Dataset rows for apps and sites
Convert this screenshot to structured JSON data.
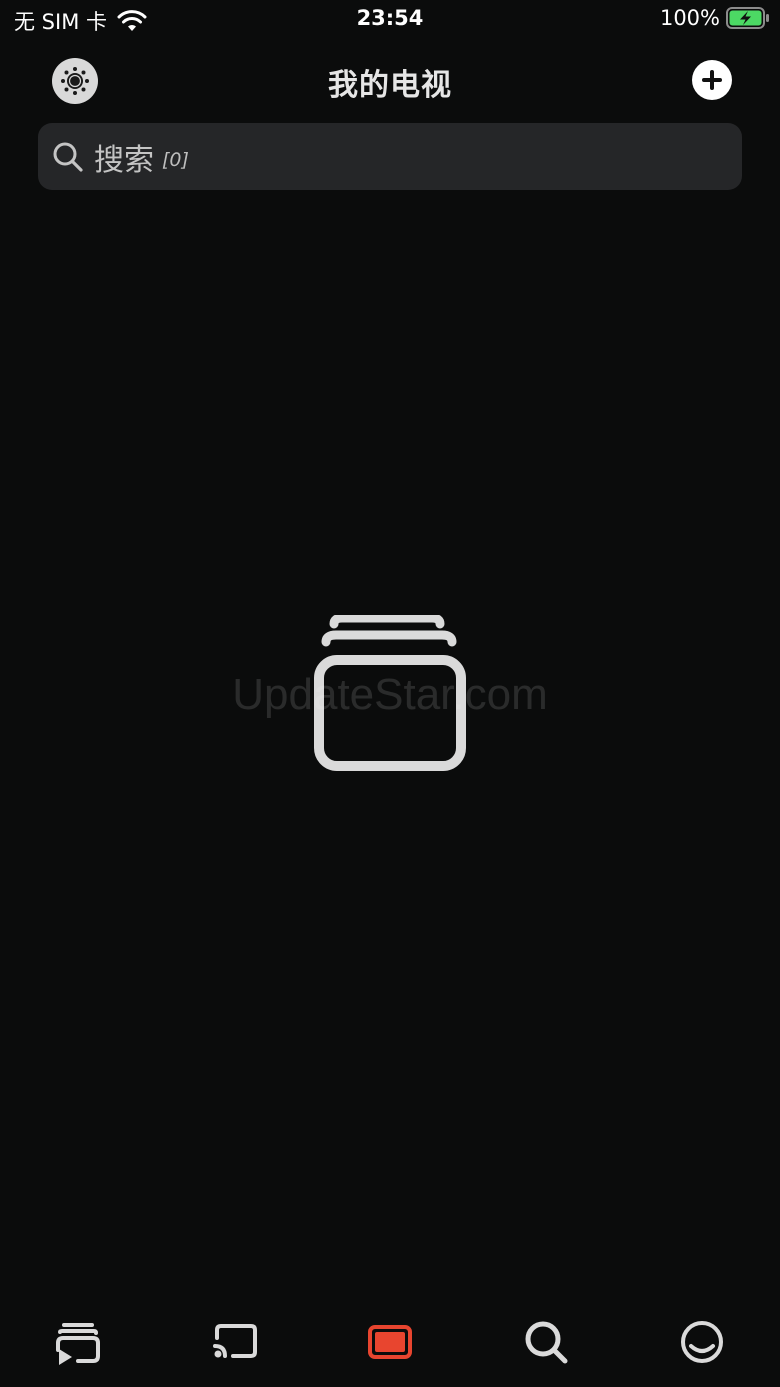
{
  "status_bar": {
    "carrier": "无 SIM 卡",
    "time": "23:54",
    "battery_percent": "100%"
  },
  "header": {
    "title": "我的电视",
    "settings_icon": "gear-icon",
    "add_icon": "plus-icon"
  },
  "search": {
    "placeholder": "搜索",
    "count": "[0]"
  },
  "empty_state": {
    "icon": "stacked-screens-icon"
  },
  "watermark": "UpdateStar.com",
  "tabs": [
    {
      "icon": "cast-play-icon",
      "active": false
    },
    {
      "icon": "screen-mirror-icon",
      "active": false
    },
    {
      "icon": "tv-screen-icon",
      "active": true
    },
    {
      "icon": "search-icon",
      "active": false
    },
    {
      "icon": "profile-icon",
      "active": false
    }
  ],
  "colors": {
    "background": "#0b0c0c",
    "accent": "#e8452f",
    "search_bg": "#252628",
    "icon": "#e0e0e0"
  }
}
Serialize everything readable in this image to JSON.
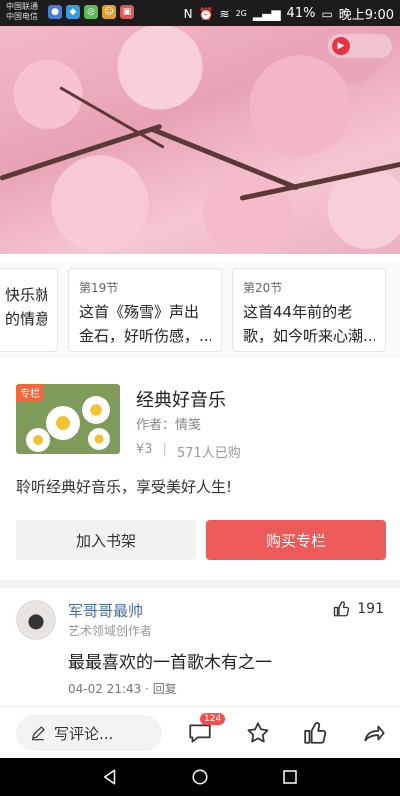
{
  "status_bar": {
    "carrier_1": "中国联通",
    "carrier_2": "中国电信",
    "signal_label": "2G",
    "battery": "41%",
    "time": "晚上9:00"
  },
  "episodes": [
    {
      "number": "",
      "title_line1": "快乐就",
      "title_line2": "的情意..."
    },
    {
      "number": "第19节",
      "title_line1": "这首《殇雪》声出",
      "title_line2": "金石，好听伤感，..."
    },
    {
      "number": "第20节",
      "title_line1": "这首44年前的老",
      "title_line2": "歌，如今听来心潮..."
    }
  ],
  "album": {
    "tag": "专栏",
    "title": "经典好音乐",
    "author": "作者：情笺",
    "price": "¥3",
    "purchases": "571人已购",
    "description": "聆听经典好音乐，享受美好人生!",
    "add_shelf_label": "加入书架",
    "buy_label": "购买专栏"
  },
  "comment": {
    "user_name": "军哥哥最帅",
    "user_role": "艺术领域创作者",
    "like_count": "191",
    "text": "最最喜欢的一首歌木有之一",
    "meta": "04-02 21:43 · 回复"
  },
  "action_bar": {
    "write_label": "写评论...",
    "comment_badge": "124"
  },
  "colors": {
    "buy_button": "#ec5a5a",
    "tag": "#f0693c",
    "user_name": "#4a6ea8",
    "badge": "#f24e4e"
  }
}
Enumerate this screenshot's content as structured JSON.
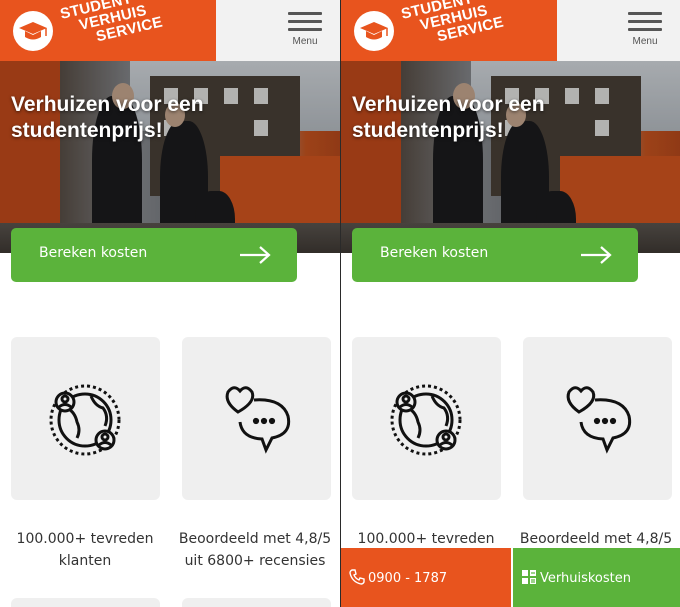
{
  "header": {
    "logo_lines": [
      "STUDENT",
      "VERHUIS",
      "SERVICE"
    ],
    "menu_label": "Menu"
  },
  "hero": {
    "title": "Verhuizen voor een studentenprijs!",
    "cta_label": "Bereken kosten",
    "cta_icon": "arrow-right-icon"
  },
  "features": [
    {
      "icon": "globe-users-icon",
      "text_line1": "100.000+ tevreden",
      "text_line2": "klanten"
    },
    {
      "icon": "heart-speech-bubble-icon",
      "text_line1": "Beoordeeld met 4,8/5",
      "text_line2": "uit 6800+ recensies"
    }
  ],
  "sticky_bar": {
    "phone_label": "0900 - 1787",
    "phone_icon": "phone-icon",
    "costs_label": "Verhuiskosten",
    "costs_icon": "calculator-icon"
  },
  "colors": {
    "brand_orange": "#e8541e",
    "cta_green": "#5bb33b",
    "card_gray": "#efefef",
    "header_gray": "#f2f2f2"
  }
}
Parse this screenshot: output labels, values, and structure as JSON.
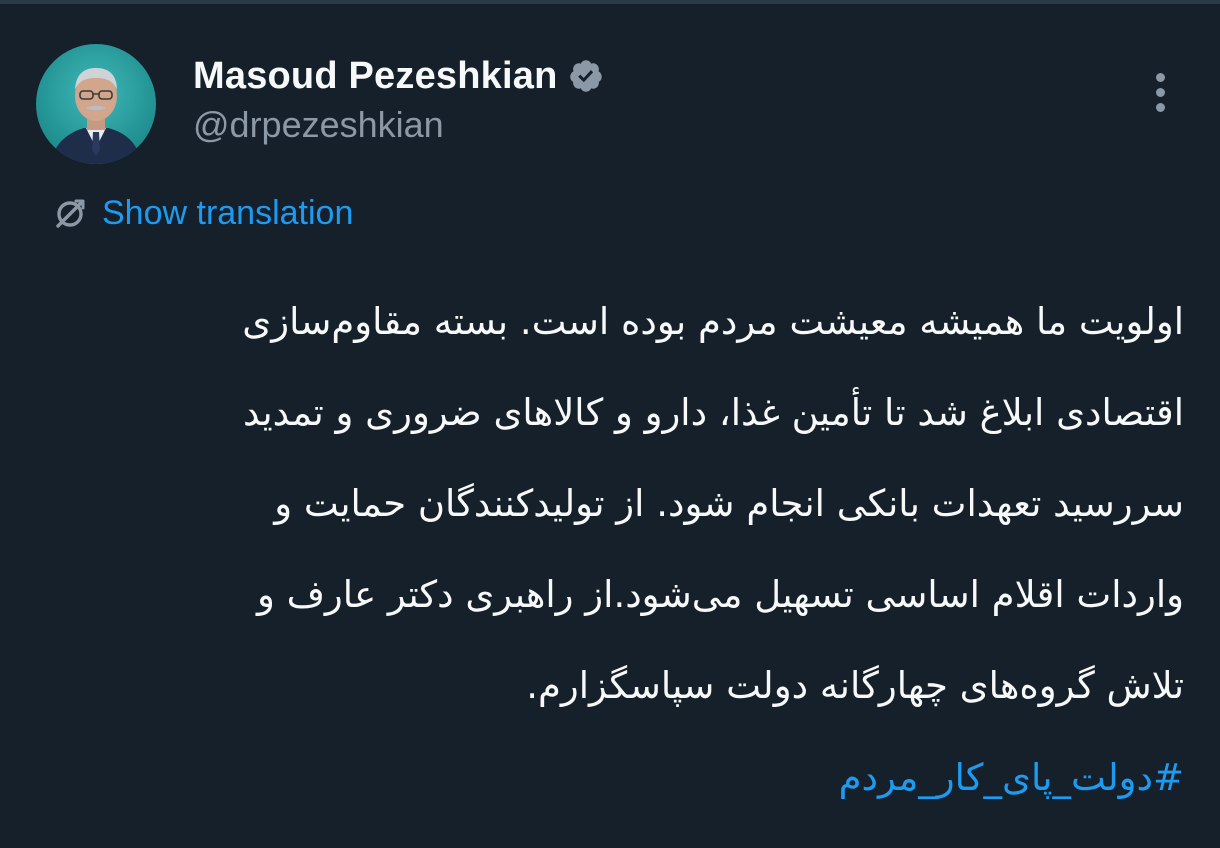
{
  "author": {
    "display_name": "Masoud Pezeshkian",
    "handle": "@drpezeshkian",
    "verified": true,
    "verified_color": "#8b98a5"
  },
  "actions": {
    "more_icon": "more-vertical-icon"
  },
  "translation": {
    "label": "Show translation",
    "icon": "translate-icon",
    "color": "#1d9bf0"
  },
  "tweet": {
    "lines": [
      "اولویت ما همیشه معیشت مردم بوده است. بسته مقاوم‌سازی",
      "اقتصادی ابلاغ شد تا تأمین غذا، دارو و کالاهای ضروری و تمدید",
      "سررسید تعهدات بانکی انجام شود. از تولیدکنندگان حمایت و",
      "واردات اقلام اساسی تسهیل می‌شود.از راهبری دکتر عارف و",
      "تلاش گروه‌های چهارگانه دولت سپاسگزارم."
    ],
    "hashtag": "#دولت_پای_کار_مردم"
  },
  "colors": {
    "background": "#15202b",
    "text": "#f7f9f9",
    "secondary": "#8b98a5",
    "accent": "#1d9bf0"
  }
}
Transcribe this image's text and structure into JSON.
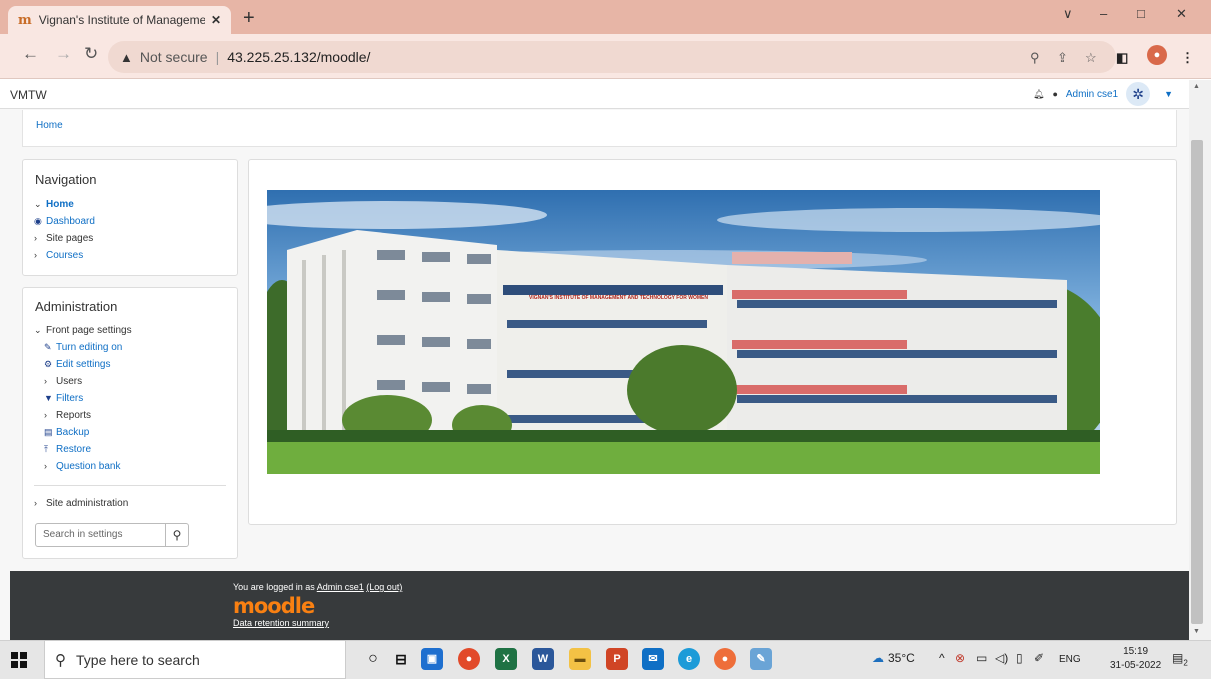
{
  "browser": {
    "tab_title": "Vignan's Institute of Managemen",
    "tab_favicon": "moodle-hat-icon",
    "not_secure": "Not secure",
    "url": "43.225.25.132/moodle/",
    "window_controls": [
      "∨",
      "–",
      "□",
      "✕"
    ]
  },
  "moodle": {
    "brand": "VMTW",
    "user_name": "Admin cse1",
    "breadcrumb": "Home",
    "navigation": {
      "title": "Navigation",
      "items": [
        {
          "label": "Home",
          "type": "expanded"
        },
        {
          "label": "Dashboard",
          "type": "link",
          "icon": "dashboard-icon"
        },
        {
          "label": "Site pages",
          "type": "collapsed"
        },
        {
          "label": "Courses",
          "type": "collapsed-link"
        }
      ]
    },
    "administration": {
      "title": "Administration",
      "items": [
        {
          "label": "Front page settings",
          "type": "expanded"
        },
        {
          "label": "Turn editing on",
          "type": "link",
          "icon": "pencil-icon"
        },
        {
          "label": "Edit settings",
          "type": "link",
          "icon": "gear-icon"
        },
        {
          "label": "Users",
          "type": "collapsed"
        },
        {
          "label": "Filters",
          "type": "link",
          "icon": "filter-icon"
        },
        {
          "label": "Reports",
          "type": "collapsed"
        },
        {
          "label": "Backup",
          "type": "link",
          "icon": "backup-icon"
        },
        {
          "label": "Restore",
          "type": "link",
          "icon": "restore-icon"
        },
        {
          "label": "Question bank",
          "type": "collapsed-link"
        }
      ],
      "site_administration": "Site administration",
      "search_placeholder": "Search in settings"
    },
    "banner_sign": "VIGNAN'S INSTITUTE OF MANAGEMENT AND TECHNOLOGY FOR WOMEN",
    "footer": {
      "logged_in_prefix": "You are logged in as ",
      "user_link": "Admin cse1",
      "logout": "(Log out)",
      "logo": "moodle",
      "data_retention": "Data retention summary"
    }
  },
  "taskbar": {
    "search_placeholder": "Type here to search",
    "weather": "35°C",
    "language": "ENG",
    "time": "15:19",
    "date": "31-05-2022",
    "notifications": "2"
  }
}
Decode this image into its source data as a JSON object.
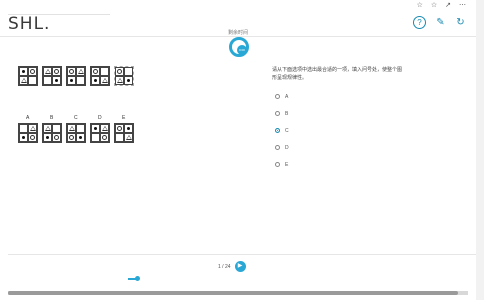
{
  "header": {
    "logo": "SHL.",
    "browser_icons": [
      "☆",
      "☆",
      "↗",
      "⋯"
    ],
    "help_label": "?",
    "settings_label": "✎",
    "refresh_label": "↻"
  },
  "timer": {
    "label": "剩余时间",
    "value": "0:00"
  },
  "question": {
    "text": "请从下面选项中选出最合适的一项，填入问号处，使整个图形呈现规律性。",
    "options": [
      {
        "label": "A",
        "selected": false
      },
      {
        "label": "B",
        "selected": false
      },
      {
        "label": "C",
        "selected": true
      },
      {
        "label": "D",
        "selected": false
      },
      {
        "label": "E",
        "selected": false
      }
    ]
  },
  "option_labels": [
    "A",
    "B",
    "C",
    "D",
    "E"
  ],
  "pager": {
    "text": "1 / 24",
    "prev_label": "<",
    "current": "1",
    "total": "24"
  },
  "colors": {
    "accent": "#29a8d6"
  }
}
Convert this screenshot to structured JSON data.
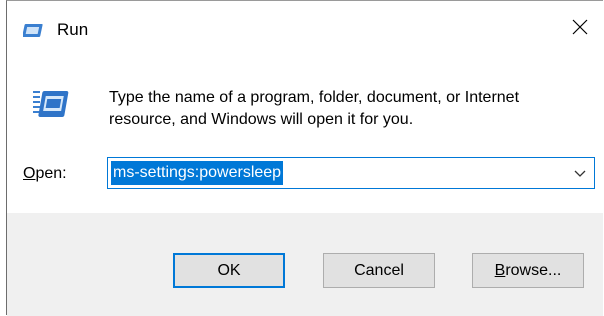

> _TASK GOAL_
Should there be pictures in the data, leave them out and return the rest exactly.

> _RESULT FOR THIS EXERCISE_
Convert this screenshot to structured JSON data.
{
  "status_bar": {
    "carrier": "无 SIM 卡",
    "time": "23:54",
    "battery_percent": "100%"
  },
  "header": {
    "title": "我的电视",
    "settings_icon": "gear-icon",
    "add_icon": "plus-icon"
  },
  "search": {
    "placeholder": "搜索",
    "count": "[0]"
  },
  "empty_state": {
    "icon": "stacked-screens-icon"
  },
  "watermark": "UpdateStar.com",
  "tabs": [
    {
      "icon": "cast-play-icon",
      "active": false
    },
    {
      "icon": "screen-mirror-icon",
      "active": false
    },
    {
      "icon": "tv-screen-icon",
      "active": true
    },
    {
      "icon": "search-icon",
      "active": false
    },
    {
      "icon": "profile-icon",
      "active": false
    }
  ],
  "colors": {
    "background": "#0b0c0c",
    "accent": "#e8452f",
    "search_bg": "#252628",
    "icon": "#e0e0e0"
  }
}
Serialize everything readable in this image to JSON.
{
  "status_bar": {
    "carrier_1": "中国联通",
    "carrier_2": "中国电信",
    "signal_label": "2G",
    "battery": "41%",
    "time": "晚上9:00"
  },
  "episodes": [
    {
      "number": "",
      "title_line1": "快乐就",
      "title_line2": "的情意..."
    },
    {
      "number": "第19节",
      "title_line1": "这首《殇雪》声出",
      "title_line2": "金石，好听伤感，..."
    },
    {
      "number": "第20节",
      "title_line1": "这首44年前的老",
      "title_line2": "歌，如今听来心潮..."
    }
  ],
  "album": {
    "tag": "专栏",
    "title": "经典好音乐",
    "author": "作者：情笺",
    "price": "¥3",
    "purchases": "571人已购",
    "description": "聆听经典好音乐，享受美好人生!",
    "add_shelf_label": "加入书架",
    "buy_label": "购买专栏"
  },
  "comment": {
    "user_name": "军哥哥最帅",
    "user_role": "艺术领域创作者",
    "like_count": "191",
    "text": "最最喜欢的一首歌木有之一",
    "meta": "04-02 21:43 · 回复"
  },
  "action_bar": {
    "write_label": "写评论...",
    "comment_badge": "124"
  },
  "colors": {
    "buy_button": "#ec5a5a",
    "tag": "#f0693c",
    "user_name": "#4a6ea8",
    "badge": "#f24e4e"
  }
}
Enumerate this screenshot's content as structured JSON.
{
  "header": {
    "logo_lines": [
      "STUDENT",
      "VERHUIS",
      "SERVICE"
    ],
    "menu_label": "Menu"
  },
  "hero": {
    "title": "Verhuizen voor een studentenprijs!",
    "cta_label": "Bereken kosten",
    "cta_icon": "arrow-right-icon"
  },
  "features": [
    {
      "icon": "globe-users-icon",
      "text_line1": "100.000+ tevreden",
      "text_line2": "klanten"
    },
    {
      "icon": "heart-speech-bubble-icon",
      "text_line1": "Beoordeeld met 4,8/5",
      "text_line2": "uit 6800+ recensies"
    }
  ],
  "sticky_bar": {
    "phone_label": "0900 - 1787",
    "phone_icon": "phone-icon",
    "costs_label": "Verhuiskosten",
    "costs_icon": "calculator-icon"
  },
  "colors": {
    "brand_orange": "#e8541e",
    "cta_green": "#5bb33b",
    "card_gray": "#efefef",
    "header_gray": "#f2f2f2"
  }
}
Parse this screenshot: output labels, values, and structure as JSON.
{
  "author": {
    "display_name": "Masoud Pezeshkian",
    "handle": "@drpezeshkian",
    "verified": true,
    "verified_color": "#8b98a5"
  },
  "actions": {
    "more_icon": "more-vertical-icon"
  },
  "translation": {
    "label": "Show translation",
    "icon": "translate-icon",
    "color": "#1d9bf0"
  },
  "tweet": {
    "lines": [
      "اولویت ما همیشه معیشت مردم بوده است. بسته مقاوم‌سازی",
      "اقتصادی ابلاغ شد تا تأمین غذا، دارو و کالاهای ضروری و تمدید",
      "سررسید تعهدات بانکی انجام شود. از تولیدکنندگان حمایت و",
      "واردات اقلام اساسی تسهیل می‌شود.از راهبری دکتر عارف و",
      "تلاش گروه‌های چهارگانه دولت سپاسگزارم."
    ],
    "hashtag": "#دولت_پای_کار_مردم"
  },
  "colors": {
    "background": "#15202b",
    "text": "#f7f9f9",
    "secondary": "#8b98a5",
    "accent": "#1d9bf0"
  }
}
Transcribe this image's text and structure into JSON.
{
  "browser": {
    "tab_title": "Vignan's Institute of Managemen",
    "tab_favicon": "moodle-hat-icon",
    "not_secure": "Not secure",
    "url": "43.225.25.132/moodle/",
    "window_controls": [
      "∨",
      "–",
      "□",
      "✕"
    ]
  },
  "moodle": {
    "brand": "VMTW",
    "user_name": "Admin cse1",
    "breadcrumb": "Home",
    "navigation": {
      "title": "Navigation",
      "items": [
        {
          "label": "Home",
          "type": "expanded"
        },
        {
          "label": "Dashboard",
          "type": "link",
          "icon": "dashboard-icon"
        },
        {
          "label": "Site pages",
          "type": "collapsed"
        },
        {
          "label": "Courses",
          "type": "collapsed-link"
        }
      ]
    },
    "administration": {
      "title": "Administration",
      "items": [
        {
          "label": "Front page settings",
          "type": "expanded"
        },
        {
          "label": "Turn editing on",
          "type": "link",
          "icon": "pencil-icon"
        },
        {
          "label": "Edit settings",
          "type": "link",
          "icon": "gear-icon"
        },
        {
          "label": "Users",
          "type": "collapsed"
        },
        {
          "label": "Filters",
          "type": "link",
          "icon": "filter-icon"
        },
        {
          "label": "Reports",
          "type": "collapsed"
        },
        {
          "label": "Backup",
          "type": "link",
          "icon": "backup-icon"
        },
        {
          "label": "Restore",
          "type": "link",
          "icon": "restore-icon"
        },
        {
          "label": "Question bank",
          "type": "collapsed-link"
        }
      ],
      "site_administration": "Site administration",
      "search_placeholder": "Search in settings"
    },
    "banner_sign": "VIGNAN'S INSTITUTE OF MANAGEMENT AND TECHNOLOGY FOR WOMEN",
    "footer": {
      "logged_in_prefix": "You are logged in as ",
      "user_link": "Admin cse1",
      "logout": "(Log out)",
      "logo": "moodle",
      "data_retention": "Data retention summary"
    }
  },
  "taskbar": {
    "search_placeholder": "Type here to search",
    "weather": "35°C",
    "language": "ENG",
    "time": "15:19",
    "date": "31-05-2022",
    "notifications": "2"
  }
}
Decode this image into its source data as a JSON object.
{
  "header": {
    "logo": "SHL.",
    "browser_icons": [
      "☆",
      "☆",
      "↗",
      "⋯"
    ],
    "help_label": "?",
    "settings_label": "✎",
    "refresh_label": "↻"
  },
  "timer": {
    "label": "剩余时间",
    "value": "0:00"
  },
  "question": {
    "text": "请从下面选项中选出最合适的一项，填入问号处，使整个图形呈现规律性。",
    "options": [
      {
        "label": "A",
        "selected": false
      },
      {
        "label": "B",
        "selected": false
      },
      {
        "label": "C",
        "selected": true
      },
      {
        "label": "D",
        "selected": false
      },
      {
        "label": "E",
        "selected": false
      }
    ]
  },
  "option_labels": [
    "A",
    "B",
    "C",
    "D",
    "E"
  ],
  "pager": {
    "text": "1 / 24",
    "prev_label": "<",
    "current": "1",
    "total": "24"
  },
  "colors": {
    "accent": "#29a8d6"
  }
}
Convert this screenshot to structured JSON data.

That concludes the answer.